= Exercise goal =
Would you copy each line of the records that includes the word "watermark"?

= Entries supplied =
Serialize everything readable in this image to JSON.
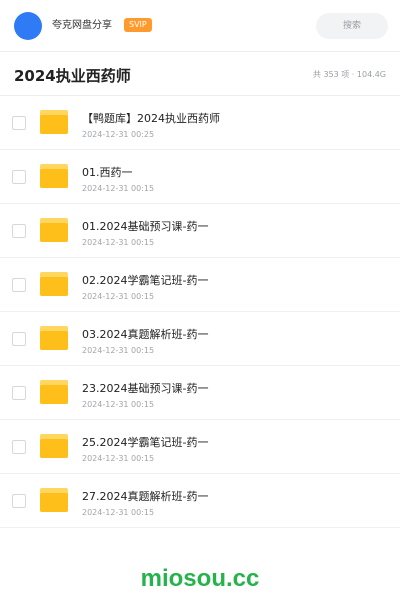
{
  "topbar": {
    "username": "夸克网盘分享",
    "badge": "SVIP",
    "search_placeholder": "搜索"
  },
  "header": {
    "title": "2024执业西药师",
    "summary": "共 353 项 · 104.4G"
  },
  "files": [
    {
      "name": "【鸭题库】2024执业西药师",
      "date": "2024-12-31 00:25"
    },
    {
      "name": "01.西药一",
      "date": "2024-12-31 00:15"
    },
    {
      "name": "01.2024基础预习课-药一",
      "date": "2024-12-31 00:15"
    },
    {
      "name": "02.2024学霸笔记班-药一",
      "date": "2024-12-31 00:15"
    },
    {
      "name": "03.2024真题解析班-药一",
      "date": "2024-12-31 00:15"
    },
    {
      "name": "23.2024基础预习课-药一",
      "date": "2024-12-31 00:15"
    },
    {
      "name": "25.2024学霸笔记班-药一",
      "date": "2024-12-31 00:15"
    },
    {
      "name": "27.2024真题解析班-药一",
      "date": "2024-12-31 00:15"
    }
  ],
  "watermark": "miosou.cc",
  "colors": {
    "accent": "#2f7bf5",
    "badge": "#ff9a2e",
    "folder": "#ffbf1a",
    "watermark": "#26b34c"
  }
}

= Response to the task =
  "watermark": "miosou.cc",
    "watermark": "#26b34c"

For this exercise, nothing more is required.